***** Material shown

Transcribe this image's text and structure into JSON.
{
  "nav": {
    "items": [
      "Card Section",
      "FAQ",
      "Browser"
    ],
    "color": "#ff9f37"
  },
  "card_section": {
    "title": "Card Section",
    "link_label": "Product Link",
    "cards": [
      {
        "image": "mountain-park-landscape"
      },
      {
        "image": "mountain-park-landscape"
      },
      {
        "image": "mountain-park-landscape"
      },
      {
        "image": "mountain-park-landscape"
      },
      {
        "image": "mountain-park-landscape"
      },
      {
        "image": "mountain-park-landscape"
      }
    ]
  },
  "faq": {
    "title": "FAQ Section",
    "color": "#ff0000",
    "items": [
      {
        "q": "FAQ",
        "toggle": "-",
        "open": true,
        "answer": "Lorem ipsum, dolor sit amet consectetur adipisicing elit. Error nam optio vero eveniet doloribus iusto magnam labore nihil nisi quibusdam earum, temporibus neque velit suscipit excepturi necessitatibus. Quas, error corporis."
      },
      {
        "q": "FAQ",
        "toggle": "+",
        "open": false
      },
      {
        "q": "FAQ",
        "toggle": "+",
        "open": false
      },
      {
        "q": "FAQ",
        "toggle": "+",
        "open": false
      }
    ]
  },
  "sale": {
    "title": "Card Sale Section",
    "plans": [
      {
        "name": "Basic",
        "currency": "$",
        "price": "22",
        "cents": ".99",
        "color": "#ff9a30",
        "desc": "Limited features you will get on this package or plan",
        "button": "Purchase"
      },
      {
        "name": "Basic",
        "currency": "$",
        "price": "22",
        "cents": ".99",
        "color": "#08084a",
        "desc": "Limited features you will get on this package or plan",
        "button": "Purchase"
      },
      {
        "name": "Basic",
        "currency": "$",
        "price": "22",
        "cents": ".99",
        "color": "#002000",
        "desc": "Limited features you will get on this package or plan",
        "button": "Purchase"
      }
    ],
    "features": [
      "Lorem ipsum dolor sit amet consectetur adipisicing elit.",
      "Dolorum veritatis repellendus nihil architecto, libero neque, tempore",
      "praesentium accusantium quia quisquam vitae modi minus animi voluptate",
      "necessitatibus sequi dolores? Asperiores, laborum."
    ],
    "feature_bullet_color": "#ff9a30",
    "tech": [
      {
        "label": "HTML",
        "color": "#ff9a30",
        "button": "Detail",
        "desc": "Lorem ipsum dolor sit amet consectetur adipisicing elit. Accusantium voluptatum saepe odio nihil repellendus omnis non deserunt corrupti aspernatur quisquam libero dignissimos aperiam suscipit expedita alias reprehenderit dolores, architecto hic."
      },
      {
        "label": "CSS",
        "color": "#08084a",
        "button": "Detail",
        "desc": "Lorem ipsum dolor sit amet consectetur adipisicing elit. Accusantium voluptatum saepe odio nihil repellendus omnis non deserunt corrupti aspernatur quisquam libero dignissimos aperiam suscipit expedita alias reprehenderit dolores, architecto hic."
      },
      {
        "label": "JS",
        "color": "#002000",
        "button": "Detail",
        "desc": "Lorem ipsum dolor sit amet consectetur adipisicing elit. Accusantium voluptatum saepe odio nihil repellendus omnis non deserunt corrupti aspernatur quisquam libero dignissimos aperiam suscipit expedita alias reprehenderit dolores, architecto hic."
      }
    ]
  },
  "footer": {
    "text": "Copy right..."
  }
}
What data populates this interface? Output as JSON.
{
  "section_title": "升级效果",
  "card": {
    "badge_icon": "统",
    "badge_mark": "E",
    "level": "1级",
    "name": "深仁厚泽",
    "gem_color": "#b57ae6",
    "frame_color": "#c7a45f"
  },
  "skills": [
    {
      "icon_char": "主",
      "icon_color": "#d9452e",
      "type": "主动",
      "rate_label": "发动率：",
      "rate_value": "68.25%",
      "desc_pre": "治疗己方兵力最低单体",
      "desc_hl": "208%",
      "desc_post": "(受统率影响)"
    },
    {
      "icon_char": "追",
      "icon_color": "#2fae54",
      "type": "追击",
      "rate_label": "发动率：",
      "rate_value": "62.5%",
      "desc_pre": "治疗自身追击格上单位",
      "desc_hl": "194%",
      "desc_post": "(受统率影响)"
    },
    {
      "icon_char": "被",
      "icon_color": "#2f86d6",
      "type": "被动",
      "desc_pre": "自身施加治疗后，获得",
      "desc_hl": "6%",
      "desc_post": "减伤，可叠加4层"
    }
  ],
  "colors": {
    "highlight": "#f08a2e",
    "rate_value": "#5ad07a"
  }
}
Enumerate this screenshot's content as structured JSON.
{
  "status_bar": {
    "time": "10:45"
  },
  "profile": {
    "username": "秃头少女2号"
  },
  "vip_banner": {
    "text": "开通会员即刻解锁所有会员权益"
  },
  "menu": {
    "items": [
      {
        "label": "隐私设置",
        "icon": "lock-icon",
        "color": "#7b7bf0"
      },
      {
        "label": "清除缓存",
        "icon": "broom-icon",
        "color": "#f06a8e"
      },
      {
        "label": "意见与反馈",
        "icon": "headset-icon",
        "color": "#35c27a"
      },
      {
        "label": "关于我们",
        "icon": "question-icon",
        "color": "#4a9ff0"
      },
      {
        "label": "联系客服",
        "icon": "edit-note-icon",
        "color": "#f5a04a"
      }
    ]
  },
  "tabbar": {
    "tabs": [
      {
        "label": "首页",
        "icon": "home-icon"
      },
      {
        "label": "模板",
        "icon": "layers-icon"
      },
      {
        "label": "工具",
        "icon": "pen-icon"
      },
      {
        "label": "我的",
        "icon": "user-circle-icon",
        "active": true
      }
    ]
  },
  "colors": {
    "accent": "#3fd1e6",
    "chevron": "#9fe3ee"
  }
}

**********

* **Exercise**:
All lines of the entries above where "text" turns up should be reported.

* **Your solution**:
Transcribe this image's text and structure into JSON.
    "text": "Copy right..."
    "text": "开通会员即刻解锁所有会员权益"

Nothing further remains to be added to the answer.